## ACTION ITEM
Select every line containing the word "text" from the material, and copy those lines.

## GIVEN ENTRIES

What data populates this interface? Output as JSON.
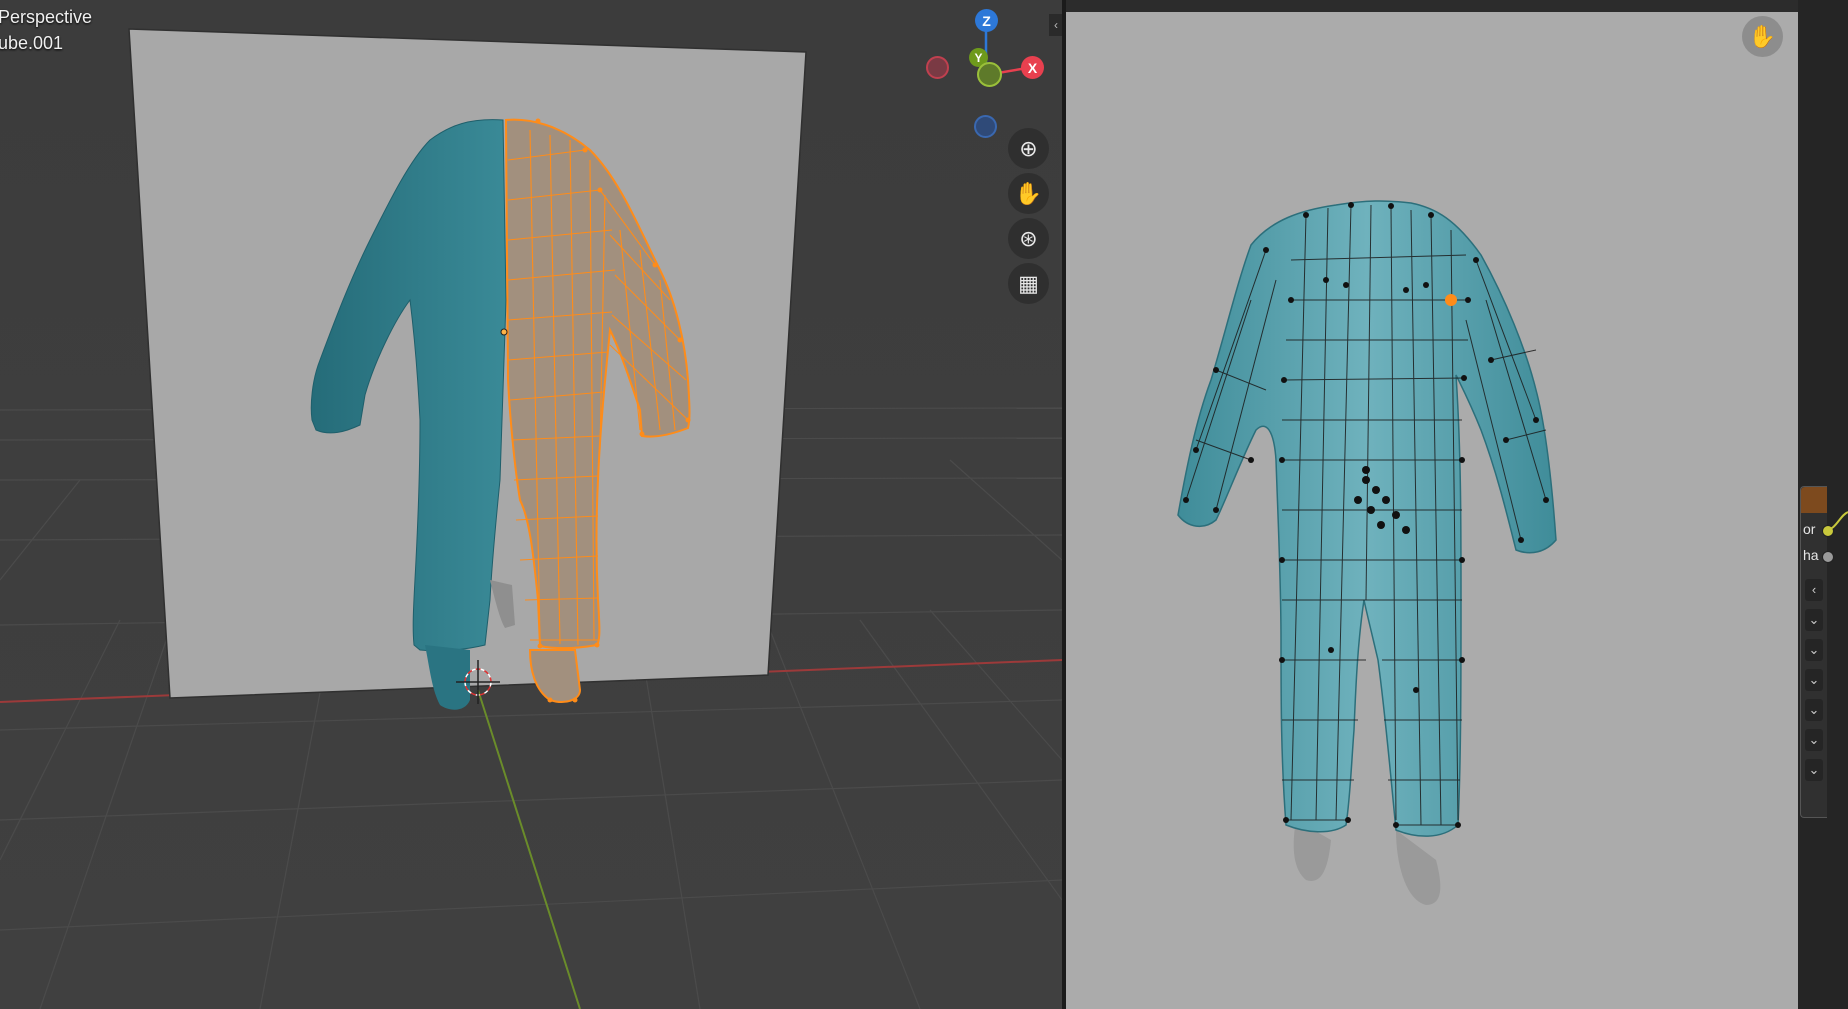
{
  "viewport": {
    "mode_label": "Perspective",
    "object_label": "ube.001",
    "gizmo": {
      "z_label": "Z",
      "y_label": "Y",
      "x_label": "X",
      "colors": {
        "x": "#e8404f",
        "y": "#6e9a1c",
        "z": "#2d78d8"
      }
    },
    "nav_buttons": [
      {
        "name": "zoom-icon",
        "glyph": "⊕"
      },
      {
        "name": "hand-icon",
        "glyph": "✋"
      },
      {
        "name": "camera-icon",
        "glyph": "⊛"
      },
      {
        "name": "grid-icon",
        "glyph": "▦"
      }
    ],
    "collapse_glyph": "‹"
  },
  "render": {
    "pan_glyph": "✋"
  },
  "node_panel": {
    "sockets": [
      {
        "label": "or",
        "color": "#c8c83c"
      },
      {
        "label": "ha",
        "color": "#9a9a9a"
      }
    ],
    "collapse_glyph": "‹",
    "chevron_glyph": "⌄",
    "header_color": "#7d4a1e"
  },
  "colors": {
    "cloth": "#2f7e8c",
    "selection": "#ff8c19"
  }
}
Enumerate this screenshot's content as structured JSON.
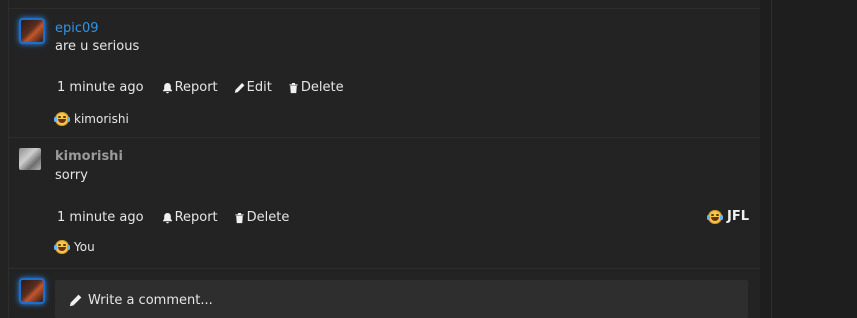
{
  "comments": [
    {
      "username": "epic09",
      "text": "are u serious",
      "time": "1 minute ago",
      "actions": {
        "report": "Report",
        "edit": "Edit",
        "delete": "Delete"
      },
      "reaction_user": "kimorishi"
    },
    {
      "username": "kimorishi",
      "text": "sorry",
      "time": "1 minute ago",
      "actions": {
        "report": "Report",
        "delete": "Delete"
      },
      "reaction_user": "You",
      "reaction_count_label": "JFL"
    }
  ],
  "composer": {
    "placeholder": "Write a comment..."
  },
  "icons": {
    "report": "bell-icon",
    "edit": "pencil-icon",
    "delete": "trash-icon",
    "reaction": "laughing-crying-emoji-icon"
  },
  "colors": {
    "username_accent": "#2f95ea",
    "avatar_glow": "#2b8cff",
    "background": "#232323"
  }
}
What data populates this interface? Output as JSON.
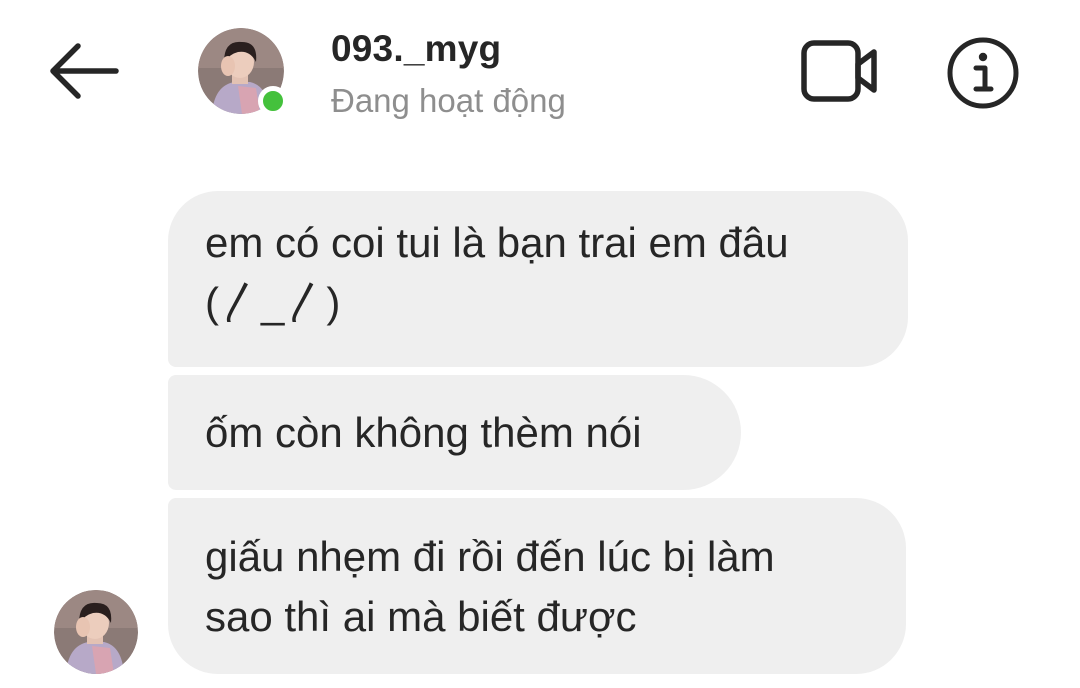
{
  "header": {
    "username": "093._myg",
    "status": "Đang hoạt động",
    "back_icon": "arrow-left-icon",
    "video_icon": "video-camera-icon",
    "info_icon": "info-circle-icon",
    "online_color": "#44c13c"
  },
  "messages": [
    {
      "sender": "093._myg",
      "text": "em có coi tui là bạn trai em đâu\n(〳_〳)"
    },
    {
      "sender": "093._myg",
      "text": "ốm còn không thèm nói"
    },
    {
      "sender": "093._myg",
      "text": "giấu nhẹm đi rồi đến lúc bị làm\nsao thì ai mà biết được"
    }
  ],
  "colors": {
    "bubble_bg": "#efefef",
    "text": "#262626",
    "muted": "#8e8e8e"
  }
}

## TASK OUTPUT
      "text": "are u serious",
      "text": "sorry",
      "text": "em có coi tui là bạn trai em đâu\n(〳_〳)"
      "text": "ốm còn không thèm nói"
      "text": "giấu nhẹm đi rồi đến lúc bị làm\nsao thì ai mà biết được"
    "text": "#262626",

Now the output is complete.